RECORD EXCERPTS:
########

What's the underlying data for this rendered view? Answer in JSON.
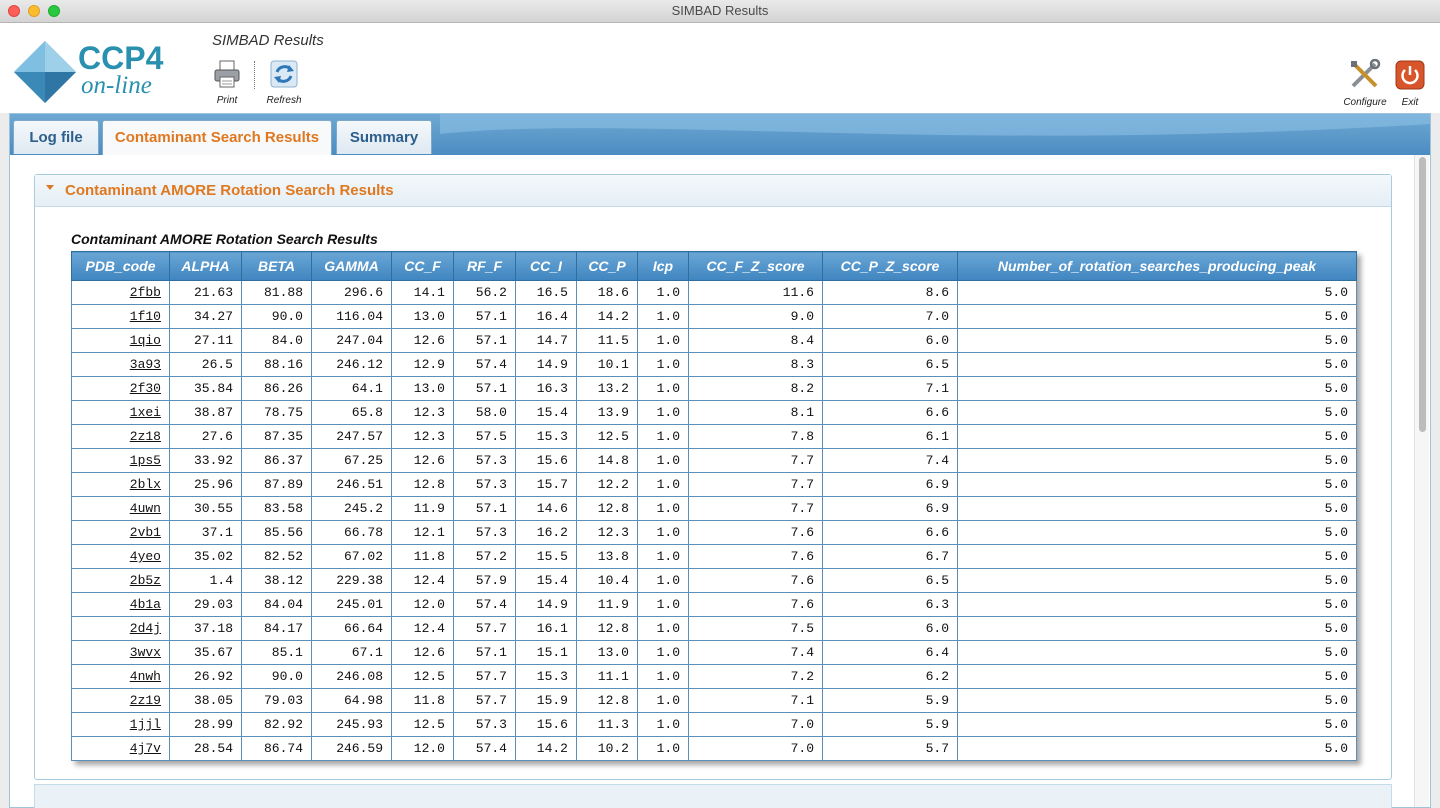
{
  "window": {
    "title": "SIMBAD Results"
  },
  "logo": {
    "name": "CCP4",
    "subtitle": "on-line"
  },
  "header": {
    "app_title": "SIMBAD Results"
  },
  "toolbar": {
    "print_label": "Print",
    "refresh_label": "Refresh",
    "configure_label": "Configure",
    "exit_label": "Exit"
  },
  "tabs": [
    {
      "label": "Log file",
      "active": false
    },
    {
      "label": "Contaminant Search Results",
      "active": true
    },
    {
      "label": "Summary",
      "active": false
    }
  ],
  "section": {
    "title": "Contaminant AMORE Rotation Search Results",
    "table_caption": "Contaminant AMORE Rotation Search Results"
  },
  "table": {
    "columns": [
      "PDB_code",
      "ALPHA",
      "BETA",
      "GAMMA",
      "CC_F",
      "RF_F",
      "CC_I",
      "CC_P",
      "Icp",
      "CC_F_Z_score",
      "CC_P_Z_score",
      "Number_of_rotation_searches_producing_peak"
    ],
    "rows": [
      [
        "2fbb",
        "21.63",
        "81.88",
        "296.6",
        "14.1",
        "56.2",
        "16.5",
        "18.6",
        "1.0",
        "11.6",
        "8.6",
        "5.0"
      ],
      [
        "1f10",
        "34.27",
        "90.0",
        "116.04",
        "13.0",
        "57.1",
        "16.4",
        "14.2",
        "1.0",
        "9.0",
        "7.0",
        "5.0"
      ],
      [
        "1qio",
        "27.11",
        "84.0",
        "247.04",
        "12.6",
        "57.1",
        "14.7",
        "11.5",
        "1.0",
        "8.4",
        "6.0",
        "5.0"
      ],
      [
        "3a93",
        "26.5",
        "88.16",
        "246.12",
        "12.9",
        "57.4",
        "14.9",
        "10.1",
        "1.0",
        "8.3",
        "6.5",
        "5.0"
      ],
      [
        "2f30",
        "35.84",
        "86.26",
        "64.1",
        "13.0",
        "57.1",
        "16.3",
        "13.2",
        "1.0",
        "8.2",
        "7.1",
        "5.0"
      ],
      [
        "1xei",
        "38.87",
        "78.75",
        "65.8",
        "12.3",
        "58.0",
        "15.4",
        "13.9",
        "1.0",
        "8.1",
        "6.6",
        "5.0"
      ],
      [
        "2z18",
        "27.6",
        "87.35",
        "247.57",
        "12.3",
        "57.5",
        "15.3",
        "12.5",
        "1.0",
        "7.8",
        "6.1",
        "5.0"
      ],
      [
        "1ps5",
        "33.92",
        "86.37",
        "67.25",
        "12.6",
        "57.3",
        "15.6",
        "14.8",
        "1.0",
        "7.7",
        "7.4",
        "5.0"
      ],
      [
        "2blx",
        "25.96",
        "87.89",
        "246.51",
        "12.8",
        "57.3",
        "15.7",
        "12.2",
        "1.0",
        "7.7",
        "6.9",
        "5.0"
      ],
      [
        "4uwn",
        "30.55",
        "83.58",
        "245.2",
        "11.9",
        "57.1",
        "14.6",
        "12.8",
        "1.0",
        "7.7",
        "6.9",
        "5.0"
      ],
      [
        "2vb1",
        "37.1",
        "85.56",
        "66.78",
        "12.1",
        "57.3",
        "16.2",
        "12.3",
        "1.0",
        "7.6",
        "6.6",
        "5.0"
      ],
      [
        "4yeo",
        "35.02",
        "82.52",
        "67.02",
        "11.8",
        "57.2",
        "15.5",
        "13.8",
        "1.0",
        "7.6",
        "6.7",
        "5.0"
      ],
      [
        "2b5z",
        "1.4",
        "38.12",
        "229.38",
        "12.4",
        "57.9",
        "15.4",
        "10.4",
        "1.0",
        "7.6",
        "6.5",
        "5.0"
      ],
      [
        "4b1a",
        "29.03",
        "84.04",
        "245.01",
        "12.0",
        "57.4",
        "14.9",
        "11.9",
        "1.0",
        "7.6",
        "6.3",
        "5.0"
      ],
      [
        "2d4j",
        "37.18",
        "84.17",
        "66.64",
        "12.4",
        "57.7",
        "16.1",
        "12.8",
        "1.0",
        "7.5",
        "6.0",
        "5.0"
      ],
      [
        "3wvx",
        "35.67",
        "85.1",
        "67.1",
        "12.6",
        "57.1",
        "15.1",
        "13.0",
        "1.0",
        "7.4",
        "6.4",
        "5.0"
      ],
      [
        "4nwh",
        "26.92",
        "90.0",
        "246.08",
        "12.5",
        "57.7",
        "15.3",
        "11.1",
        "1.0",
        "7.2",
        "6.2",
        "5.0"
      ],
      [
        "2z19",
        "38.05",
        "79.03",
        "64.98",
        "11.8",
        "57.7",
        "15.9",
        "12.8",
        "1.0",
        "7.1",
        "5.9",
        "5.0"
      ],
      [
        "1jjl",
        "28.99",
        "82.92",
        "245.93",
        "12.5",
        "57.3",
        "15.6",
        "11.3",
        "1.0",
        "7.0",
        "5.9",
        "5.0"
      ],
      [
        "4j7v",
        "28.54",
        "86.74",
        "246.59",
        "12.0",
        "57.4",
        "14.2",
        "10.2",
        "1.0",
        "7.0",
        "5.7",
        "5.0"
      ]
    ]
  },
  "colors": {
    "accent_orange": "#e07820",
    "header_blue": "#4b8cc2",
    "logo_blue": "#2a90b0"
  },
  "icons": [
    "printer-icon",
    "refresh-icon",
    "configure-tools-icon",
    "exit-power-icon",
    "ccp4-logo-gem-icon"
  ]
}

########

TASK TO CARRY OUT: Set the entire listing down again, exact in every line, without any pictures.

ANSWER BELOW:
What's the underlying data for this rendered view? Answer in JSON.
{
  "window": {
    "title": "SIMBAD Results"
  },
  "logo": {
    "name": "CCP4",
    "subtitle": "on-line"
  },
  "header": {
    "app_title": "SIMBAD Results"
  },
  "toolbar": {
    "print_label": "Print",
    "refresh_label": "Refresh",
    "configure_label": "Configure",
    "exit_label": "Exit"
  },
  "tabs": [
    {
      "label": "Log file",
      "active": false
    },
    {
      "label": "Contaminant Search Results",
      "active": true
    },
    {
      "label": "Summary",
      "active": false
    }
  ],
  "section": {
    "title": "Contaminant AMORE Rotation Search Results",
    "table_caption": "Contaminant AMORE Rotation Search Results"
  },
  "table": {
    "columns": [
      "PDB_code",
      "ALPHA",
      "BETA",
      "GAMMA",
      "CC_F",
      "RF_F",
      "CC_I",
      "CC_P",
      "Icp",
      "CC_F_Z_score",
      "CC_P_Z_score",
      "Number_of_rotation_searches_producing_peak"
    ],
    "rows": [
      [
        "2fbb",
        "21.63",
        "81.88",
        "296.6",
        "14.1",
        "56.2",
        "16.5",
        "18.6",
        "1.0",
        "11.6",
        "8.6",
        "5.0"
      ],
      [
        "1f10",
        "34.27",
        "90.0",
        "116.04",
        "13.0",
        "57.1",
        "16.4",
        "14.2",
        "1.0",
        "9.0",
        "7.0",
        "5.0"
      ],
      [
        "1qio",
        "27.11",
        "84.0",
        "247.04",
        "12.6",
        "57.1",
        "14.7",
        "11.5",
        "1.0",
        "8.4",
        "6.0",
        "5.0"
      ],
      [
        "3a93",
        "26.5",
        "88.16",
        "246.12",
        "12.9",
        "57.4",
        "14.9",
        "10.1",
        "1.0",
        "8.3",
        "6.5",
        "5.0"
      ],
      [
        "2f30",
        "35.84",
        "86.26",
        "64.1",
        "13.0",
        "57.1",
        "16.3",
        "13.2",
        "1.0",
        "8.2",
        "7.1",
        "5.0"
      ],
      [
        "1xei",
        "38.87",
        "78.75",
        "65.8",
        "12.3",
        "58.0",
        "15.4",
        "13.9",
        "1.0",
        "8.1",
        "6.6",
        "5.0"
      ],
      [
        "2z18",
        "27.6",
        "87.35",
        "247.57",
        "12.3",
        "57.5",
        "15.3",
        "12.5",
        "1.0",
        "7.8",
        "6.1",
        "5.0"
      ],
      [
        "1ps5",
        "33.92",
        "86.37",
        "67.25",
        "12.6",
        "57.3",
        "15.6",
        "14.8",
        "1.0",
        "7.7",
        "7.4",
        "5.0"
      ],
      [
        "2blx",
        "25.96",
        "87.89",
        "246.51",
        "12.8",
        "57.3",
        "15.7",
        "12.2",
        "1.0",
        "7.7",
        "6.9",
        "5.0"
      ],
      [
        "4uwn",
        "30.55",
        "83.58",
        "245.2",
        "11.9",
        "57.1",
        "14.6",
        "12.8",
        "1.0",
        "7.7",
        "6.9",
        "5.0"
      ],
      [
        "2vb1",
        "37.1",
        "85.56",
        "66.78",
        "12.1",
        "57.3",
        "16.2",
        "12.3",
        "1.0",
        "7.6",
        "6.6",
        "5.0"
      ],
      [
        "4yeo",
        "35.02",
        "82.52",
        "67.02",
        "11.8",
        "57.2",
        "15.5",
        "13.8",
        "1.0",
        "7.6",
        "6.7",
        "5.0"
      ],
      [
        "2b5z",
        "1.4",
        "38.12",
        "229.38",
        "12.4",
        "57.9",
        "15.4",
        "10.4",
        "1.0",
        "7.6",
        "6.5",
        "5.0"
      ],
      [
        "4b1a",
        "29.03",
        "84.04",
        "245.01",
        "12.0",
        "57.4",
        "14.9",
        "11.9",
        "1.0",
        "7.6",
        "6.3",
        "5.0"
      ],
      [
        "2d4j",
        "37.18",
        "84.17",
        "66.64",
        "12.4",
        "57.7",
        "16.1",
        "12.8",
        "1.0",
        "7.5",
        "6.0",
        "5.0"
      ],
      [
        "3wvx",
        "35.67",
        "85.1",
        "67.1",
        "12.6",
        "57.1",
        "15.1",
        "13.0",
        "1.0",
        "7.4",
        "6.4",
        "5.0"
      ],
      [
        "4nwh",
        "26.92",
        "90.0",
        "246.08",
        "12.5",
        "57.7",
        "15.3",
        "11.1",
        "1.0",
        "7.2",
        "6.2",
        "5.0"
      ],
      [
        "2z19",
        "38.05",
        "79.03",
        "64.98",
        "11.8",
        "57.7",
        "15.9",
        "12.8",
        "1.0",
        "7.1",
        "5.9",
        "5.0"
      ],
      [
        "1jjl",
        "28.99",
        "82.92",
        "245.93",
        "12.5",
        "57.3",
        "15.6",
        "11.3",
        "1.0",
        "7.0",
        "5.9",
        "5.0"
      ],
      [
        "4j7v",
        "28.54",
        "86.74",
        "246.59",
        "12.0",
        "57.4",
        "14.2",
        "10.2",
        "1.0",
        "7.0",
        "5.7",
        "5.0"
      ]
    ]
  },
  "colors": {
    "accent_orange": "#e07820",
    "header_blue": "#4b8cc2",
    "logo_blue": "#2a90b0"
  },
  "icons": [
    "printer-icon",
    "refresh-icon",
    "configure-tools-icon",
    "exit-power-icon",
    "ccp4-logo-gem-icon"
  ]
}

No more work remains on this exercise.